- Always wear an approved bicycle helmet (head injuries are the greatest risks for cyclists!)
- Obey all the traffic laws and use hand signals so vehicles know where you are headed
- Wear protective and reflective clothing for best visibility
- Make sure your bicycle has a headlamp if riding at night
- Keep your eyes and ears open – avoid using headphones and smartphones
Wearing a helmet to protect your head in the event of a crash is a no brainer. But wait! Before you strap on that helmet on yourself or a child, make sure your helmet:
- Is designed for your activity (bicycle helmets are different than those for skateboarding/rollerblading)
- Fits properly
- Does not have any cracks or defects
- Has a SNELL or ASTM seal of approval on it.
- Is replaced every 3-5 years
As a motorist, be mindful of pedestrians at crosswalks and intersections as well as in downtown areas where pedestrians tend to jaywalk – randomly crossing in the middle of a block or in crowded areas and event venues.
When driving always keep your eyes open for different types of pedestrians, including:
- Children – especially near schools, playgrounds and neighborhoods
- Dog walkers
- Runners and walkers
- Seniors and others with assistive devices such as canes, walkers or wheelchairs
- School crossing guards
Whether you have kids you bring to school or you are just passing by one, parents and motorists have a responsibility to help ensure the safety of children and teens, “student pedestrians” – especially in school zones! Stay alert and following these safety tips:
- Use designated drop-off and pick-up areas and do not cross lanes to pass.
- Obey the posted speed limits (25mph or lower in some areas)
- Watch for students crossing outside the designated areas (especially when they are running late!)
- Look for and obey crossing guards directing students and traffic
- Don’t forget, students may be wearing headphones or using smartphones while walking.
From construction workers to landscapers — lots of people work on and near roadways. Make sure you “Give them a Brake” by slowing down and allowing space for them to work safely. In many cases these workers are using equipment that may prevent them from hearing vehicles coming. Keep your eyes out for:
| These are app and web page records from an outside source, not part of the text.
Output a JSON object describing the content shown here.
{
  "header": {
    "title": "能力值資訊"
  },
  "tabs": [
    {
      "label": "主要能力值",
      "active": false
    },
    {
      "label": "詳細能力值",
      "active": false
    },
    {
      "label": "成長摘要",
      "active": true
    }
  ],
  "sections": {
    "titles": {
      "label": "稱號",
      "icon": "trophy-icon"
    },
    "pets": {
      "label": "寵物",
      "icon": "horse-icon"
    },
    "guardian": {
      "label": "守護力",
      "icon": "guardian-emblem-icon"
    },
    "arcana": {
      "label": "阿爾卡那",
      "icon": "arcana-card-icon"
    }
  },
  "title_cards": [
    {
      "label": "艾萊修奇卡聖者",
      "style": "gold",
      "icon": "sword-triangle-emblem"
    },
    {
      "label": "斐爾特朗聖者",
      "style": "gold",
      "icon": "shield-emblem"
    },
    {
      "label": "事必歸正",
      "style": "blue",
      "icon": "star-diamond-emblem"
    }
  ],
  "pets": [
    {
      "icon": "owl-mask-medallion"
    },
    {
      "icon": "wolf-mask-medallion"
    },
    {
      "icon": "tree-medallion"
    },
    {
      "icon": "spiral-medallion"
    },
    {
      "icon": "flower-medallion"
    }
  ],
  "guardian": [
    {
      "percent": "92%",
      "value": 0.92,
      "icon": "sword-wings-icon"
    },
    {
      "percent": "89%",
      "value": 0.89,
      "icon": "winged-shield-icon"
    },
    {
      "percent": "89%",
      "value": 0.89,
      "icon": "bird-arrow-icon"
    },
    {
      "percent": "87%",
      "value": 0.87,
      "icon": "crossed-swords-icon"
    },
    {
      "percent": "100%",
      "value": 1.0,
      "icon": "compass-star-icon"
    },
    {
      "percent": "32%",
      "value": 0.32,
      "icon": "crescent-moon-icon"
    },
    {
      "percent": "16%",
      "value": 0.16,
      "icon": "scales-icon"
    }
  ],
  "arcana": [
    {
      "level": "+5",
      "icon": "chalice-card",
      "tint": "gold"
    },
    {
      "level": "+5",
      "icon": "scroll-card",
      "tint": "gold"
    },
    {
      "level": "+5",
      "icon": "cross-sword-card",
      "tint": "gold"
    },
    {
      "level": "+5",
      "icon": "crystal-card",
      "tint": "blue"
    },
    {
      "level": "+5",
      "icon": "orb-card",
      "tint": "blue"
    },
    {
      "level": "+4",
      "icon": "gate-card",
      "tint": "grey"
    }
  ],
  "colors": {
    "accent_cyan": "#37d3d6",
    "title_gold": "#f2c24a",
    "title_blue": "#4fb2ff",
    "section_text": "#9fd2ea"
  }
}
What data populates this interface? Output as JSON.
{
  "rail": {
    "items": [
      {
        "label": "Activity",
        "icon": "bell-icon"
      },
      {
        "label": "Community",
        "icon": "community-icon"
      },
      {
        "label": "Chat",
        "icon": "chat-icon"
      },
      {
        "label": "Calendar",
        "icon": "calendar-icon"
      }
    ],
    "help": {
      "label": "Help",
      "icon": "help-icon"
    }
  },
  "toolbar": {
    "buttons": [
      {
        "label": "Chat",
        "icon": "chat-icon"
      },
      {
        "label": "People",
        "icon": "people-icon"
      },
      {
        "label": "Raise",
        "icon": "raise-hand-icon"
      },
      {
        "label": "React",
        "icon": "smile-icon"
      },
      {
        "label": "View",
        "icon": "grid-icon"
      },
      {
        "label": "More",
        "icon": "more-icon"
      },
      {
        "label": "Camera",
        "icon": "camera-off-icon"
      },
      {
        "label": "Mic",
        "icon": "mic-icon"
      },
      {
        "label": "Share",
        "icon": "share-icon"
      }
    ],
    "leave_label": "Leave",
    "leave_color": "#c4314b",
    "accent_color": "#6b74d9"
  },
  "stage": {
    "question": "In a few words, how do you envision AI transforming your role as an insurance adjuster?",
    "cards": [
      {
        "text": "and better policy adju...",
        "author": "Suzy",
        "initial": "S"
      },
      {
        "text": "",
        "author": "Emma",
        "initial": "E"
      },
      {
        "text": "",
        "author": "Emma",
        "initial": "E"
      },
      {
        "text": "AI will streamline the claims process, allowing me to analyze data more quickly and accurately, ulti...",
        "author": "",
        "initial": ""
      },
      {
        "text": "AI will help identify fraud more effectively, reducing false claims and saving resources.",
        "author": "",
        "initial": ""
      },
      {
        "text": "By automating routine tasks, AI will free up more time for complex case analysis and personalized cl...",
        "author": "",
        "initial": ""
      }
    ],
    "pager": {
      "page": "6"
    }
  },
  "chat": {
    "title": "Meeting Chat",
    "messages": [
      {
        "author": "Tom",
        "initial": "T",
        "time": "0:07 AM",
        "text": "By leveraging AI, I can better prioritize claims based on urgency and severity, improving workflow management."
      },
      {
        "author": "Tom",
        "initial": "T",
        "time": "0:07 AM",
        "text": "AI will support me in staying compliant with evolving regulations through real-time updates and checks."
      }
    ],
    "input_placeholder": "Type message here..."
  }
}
- Sanitation workers
- Tow-truck operators
- Police & Emergency Responders
- Crossing guards
- Utility workers
- Construction workers
- Mail/package carriers